Wednesday, 22 January 2014
Back From The Forest
Hello readers. I am still around. Having got back from no internet after working with bonobos it is time for a quick overview. Expect more posts soon. So I accepted a position to habituate bonobos with the Max Planck Institute of Evolutionary Anthropology in the Democratic Republic of Congo. The field site was only accessible via a two hours flight into the interior, followed by a 25km hike from the nearest village to the study site. A flight arrived approximately once a month, bringing in any supplies we could not obtain from the village. I followed a group of semi habituated Bonobos on a four days on, one day off schedule through the dense tangle of the rainforest.

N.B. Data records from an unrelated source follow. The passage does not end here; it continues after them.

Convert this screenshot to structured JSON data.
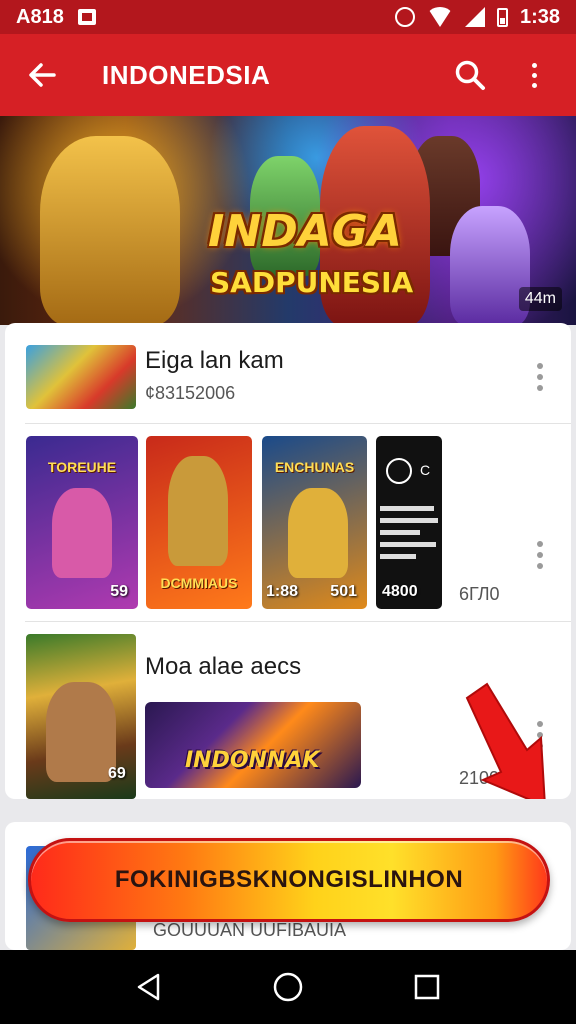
{
  "status_bar": {
    "left_text": "A818",
    "time": "1:38"
  },
  "app_bar": {
    "title": "INDONEDSIA"
  },
  "banner": {
    "title": "INDAGA",
    "subtitle": "SADPUNESIA",
    "badge": "44m"
  },
  "list": {
    "item1": {
      "title": "Eiga lan kam",
      "subtitle": "¢83152006"
    },
    "tiles": [
      {
        "heading": "TOREUHE",
        "label": "59",
        "colors": [
          "#3a2a90",
          "#b03ab0"
        ],
        "figure": "#d85aa8"
      },
      {
        "heading": "DCMMIAUS",
        "label": "",
        "colors": [
          "#c82a1a",
          "#ff7a1a"
        ],
        "figure": "#c99a3a"
      },
      {
        "heading": "ENCHUNAS",
        "label": "1:88",
        "colors": [
          "#1a4a8a",
          "#e08a1a"
        ],
        "figure": "#e0b03a"
      }
    ],
    "tile3_extra": "501",
    "dark_tile": {
      "mark": "C",
      "label": "4800"
    },
    "row2_count": "6ГЛ0",
    "item2": {
      "title": "Moa alae aecs",
      "thumb_label": "69",
      "wide_thumb_title": "INDONNAK",
      "count": "2100"
    },
    "item3": {
      "subtitle": "GOUUUAN UUFIBAUIA"
    }
  },
  "cta": {
    "label": "FOKINIGBSKNONGISLINHON"
  },
  "icons": {
    "back": "arrow-left-icon",
    "search": "search-icon",
    "more": "more-vertical-icon",
    "annotation": "red-arrow-icon",
    "nav_back": "triangle-back-icon",
    "nav_home": "circle-home-icon",
    "nav_recents": "square-recents-icon"
  },
  "colors": {
    "app_bar": "#d62025",
    "status_bar": "#b3171d",
    "cta_start": "#ff2a1a",
    "cta_mid": "#ffd21a"
  }
}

I would cover an average of 10km per day (my working day commencing at 3.30am and ending around 7 pm). The field conditions at times where less than favorable, the path to the study site involved crossing rivers and swamps and the weather, intense humidity and dense vegetation made movement difficult.
Accommodation was in a two-man tent and the whole of the camp was constructed of wooden buildings that have to be replaced annually. We had limited access to the outside world via radio frequency emails that where checked daily. During my time there the camp manager was forced to leave suddenly. With no replacement available until the next flight I took on the role of camp administrator. This position involved paying local staff, keeping to a budget and paying the village for use of the forest, among other demands on the camp finances. I was also in charge of paying for provisions that came from the village via porters once a week. In addition I helped out, together with the rest of the research team of five individuals, with the general management of the camp. This involved organising local staff rotation, making sure staff carried out work, camp maintenance and checking supplies. I was sad to leave once my visa had expired, but very fortunate to be offered a position as a field guide at Amakhala game reserve for Lion Roars just three weeks later; a position I naturally accepted.
John) Matthew Stritch is a Zoologist traveling to some of the more remote locations on the planet. Having spent nine months studying wild bonobos Matt then went on to be a safari guide in South Africa. He has also worked in Mauritius as warden of world renowned Round Island and more recently he has been habituating lowland gorilla in Gabon. Matt has an interest in animal behaviour, film making, photography and writing. His first book: "A Zoologists Stumbling's in Africa: How to Habituate a Bonobo" is about his time in the jungles of the Democratic Republic of Congo.